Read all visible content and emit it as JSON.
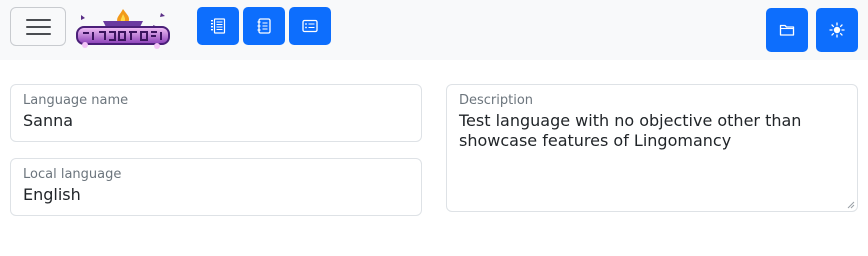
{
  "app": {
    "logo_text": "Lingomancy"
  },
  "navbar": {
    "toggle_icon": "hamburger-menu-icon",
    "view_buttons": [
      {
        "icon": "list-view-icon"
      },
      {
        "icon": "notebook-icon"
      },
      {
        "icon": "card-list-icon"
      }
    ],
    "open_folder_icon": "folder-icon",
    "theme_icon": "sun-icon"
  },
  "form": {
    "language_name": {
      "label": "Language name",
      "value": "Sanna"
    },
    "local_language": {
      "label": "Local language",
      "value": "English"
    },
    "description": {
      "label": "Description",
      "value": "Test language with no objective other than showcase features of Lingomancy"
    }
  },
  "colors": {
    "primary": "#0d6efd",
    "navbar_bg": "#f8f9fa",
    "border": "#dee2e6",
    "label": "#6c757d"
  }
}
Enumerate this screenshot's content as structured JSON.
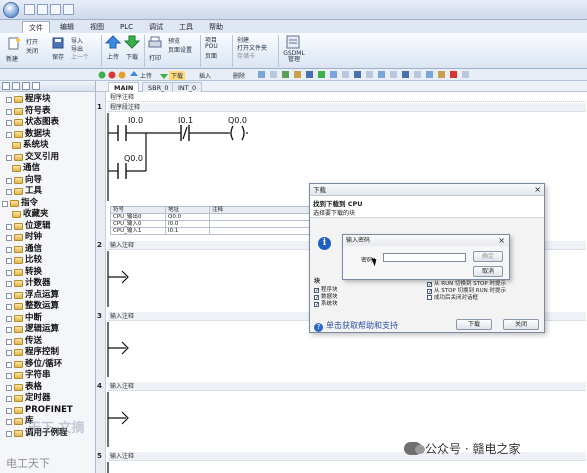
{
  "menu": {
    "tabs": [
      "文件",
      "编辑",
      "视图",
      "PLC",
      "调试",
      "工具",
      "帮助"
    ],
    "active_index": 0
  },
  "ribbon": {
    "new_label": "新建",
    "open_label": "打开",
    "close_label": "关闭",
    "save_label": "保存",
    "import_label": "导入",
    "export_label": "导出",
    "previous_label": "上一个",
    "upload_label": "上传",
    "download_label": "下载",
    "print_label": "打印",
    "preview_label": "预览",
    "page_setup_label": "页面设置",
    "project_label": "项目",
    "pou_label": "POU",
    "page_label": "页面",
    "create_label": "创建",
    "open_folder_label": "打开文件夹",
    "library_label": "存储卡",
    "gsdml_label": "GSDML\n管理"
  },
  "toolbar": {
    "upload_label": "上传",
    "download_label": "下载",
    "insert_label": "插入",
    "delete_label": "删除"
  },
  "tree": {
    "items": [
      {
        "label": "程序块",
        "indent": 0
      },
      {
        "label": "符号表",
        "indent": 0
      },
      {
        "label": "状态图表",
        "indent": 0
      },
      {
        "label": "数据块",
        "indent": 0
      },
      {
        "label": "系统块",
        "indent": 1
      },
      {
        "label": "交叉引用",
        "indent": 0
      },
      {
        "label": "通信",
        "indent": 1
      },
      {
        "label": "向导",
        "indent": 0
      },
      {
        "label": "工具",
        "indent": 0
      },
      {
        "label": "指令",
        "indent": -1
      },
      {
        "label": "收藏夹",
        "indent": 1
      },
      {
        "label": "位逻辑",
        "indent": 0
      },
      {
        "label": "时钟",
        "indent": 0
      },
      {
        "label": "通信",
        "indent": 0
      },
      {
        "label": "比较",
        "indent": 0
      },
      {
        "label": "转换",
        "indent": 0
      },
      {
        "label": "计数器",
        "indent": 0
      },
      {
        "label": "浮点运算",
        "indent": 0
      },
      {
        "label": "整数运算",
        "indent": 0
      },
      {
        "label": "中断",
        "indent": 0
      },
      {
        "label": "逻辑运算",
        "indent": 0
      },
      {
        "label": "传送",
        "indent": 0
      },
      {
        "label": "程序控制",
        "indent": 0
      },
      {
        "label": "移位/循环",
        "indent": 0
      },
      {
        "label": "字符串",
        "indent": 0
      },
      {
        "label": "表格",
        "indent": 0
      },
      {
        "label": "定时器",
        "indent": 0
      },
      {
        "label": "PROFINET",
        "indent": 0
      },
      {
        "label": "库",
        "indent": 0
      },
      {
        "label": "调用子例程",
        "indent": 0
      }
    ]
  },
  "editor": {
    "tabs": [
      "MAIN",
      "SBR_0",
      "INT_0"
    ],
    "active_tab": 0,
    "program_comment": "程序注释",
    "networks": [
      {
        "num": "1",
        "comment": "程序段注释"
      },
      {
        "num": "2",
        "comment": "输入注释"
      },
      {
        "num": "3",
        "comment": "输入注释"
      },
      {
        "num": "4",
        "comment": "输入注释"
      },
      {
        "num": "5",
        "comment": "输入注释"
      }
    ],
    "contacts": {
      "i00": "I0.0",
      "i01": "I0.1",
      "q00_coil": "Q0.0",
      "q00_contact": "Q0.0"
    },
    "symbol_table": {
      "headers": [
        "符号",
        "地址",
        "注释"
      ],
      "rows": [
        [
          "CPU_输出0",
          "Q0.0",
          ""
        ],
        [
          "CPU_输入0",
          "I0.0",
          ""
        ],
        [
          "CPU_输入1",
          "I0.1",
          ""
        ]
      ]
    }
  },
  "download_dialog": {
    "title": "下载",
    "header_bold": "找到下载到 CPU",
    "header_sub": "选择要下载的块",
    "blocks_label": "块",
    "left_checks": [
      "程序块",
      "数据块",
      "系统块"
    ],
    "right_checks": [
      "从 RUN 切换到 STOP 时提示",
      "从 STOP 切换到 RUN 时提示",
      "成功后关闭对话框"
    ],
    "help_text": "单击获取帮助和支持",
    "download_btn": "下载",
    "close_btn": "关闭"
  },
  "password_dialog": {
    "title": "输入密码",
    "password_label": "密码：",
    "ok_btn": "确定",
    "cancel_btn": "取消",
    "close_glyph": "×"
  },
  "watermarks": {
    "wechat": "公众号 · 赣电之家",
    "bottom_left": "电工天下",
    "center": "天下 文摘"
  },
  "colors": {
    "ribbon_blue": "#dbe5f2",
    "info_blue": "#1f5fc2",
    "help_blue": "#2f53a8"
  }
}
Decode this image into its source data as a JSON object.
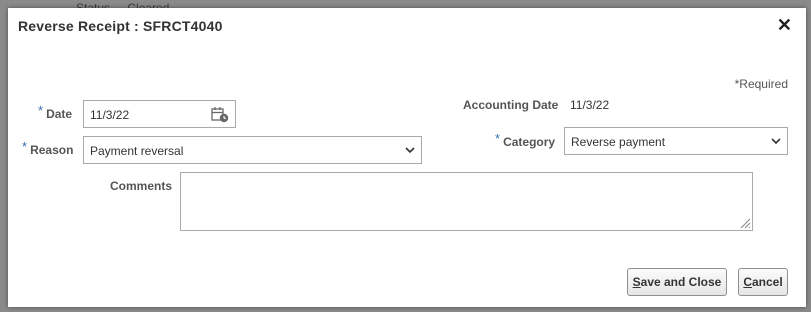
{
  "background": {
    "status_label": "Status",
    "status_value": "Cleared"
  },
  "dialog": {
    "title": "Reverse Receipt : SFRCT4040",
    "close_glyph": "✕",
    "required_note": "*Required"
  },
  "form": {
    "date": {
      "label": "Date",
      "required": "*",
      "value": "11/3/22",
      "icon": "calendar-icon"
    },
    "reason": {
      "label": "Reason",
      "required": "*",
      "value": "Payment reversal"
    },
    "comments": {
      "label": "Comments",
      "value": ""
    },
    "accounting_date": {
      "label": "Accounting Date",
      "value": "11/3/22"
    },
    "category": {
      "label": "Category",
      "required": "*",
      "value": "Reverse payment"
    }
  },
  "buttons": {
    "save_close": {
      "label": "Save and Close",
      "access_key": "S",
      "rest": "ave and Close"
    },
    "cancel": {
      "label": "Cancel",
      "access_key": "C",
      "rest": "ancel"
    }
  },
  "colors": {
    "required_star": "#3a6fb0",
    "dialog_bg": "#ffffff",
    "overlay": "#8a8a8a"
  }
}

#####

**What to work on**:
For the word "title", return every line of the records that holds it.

**Result below**:
    "title": "下载",
    "title": "输入密码",
    "title": "Reverse Receipt : SFRCT4040",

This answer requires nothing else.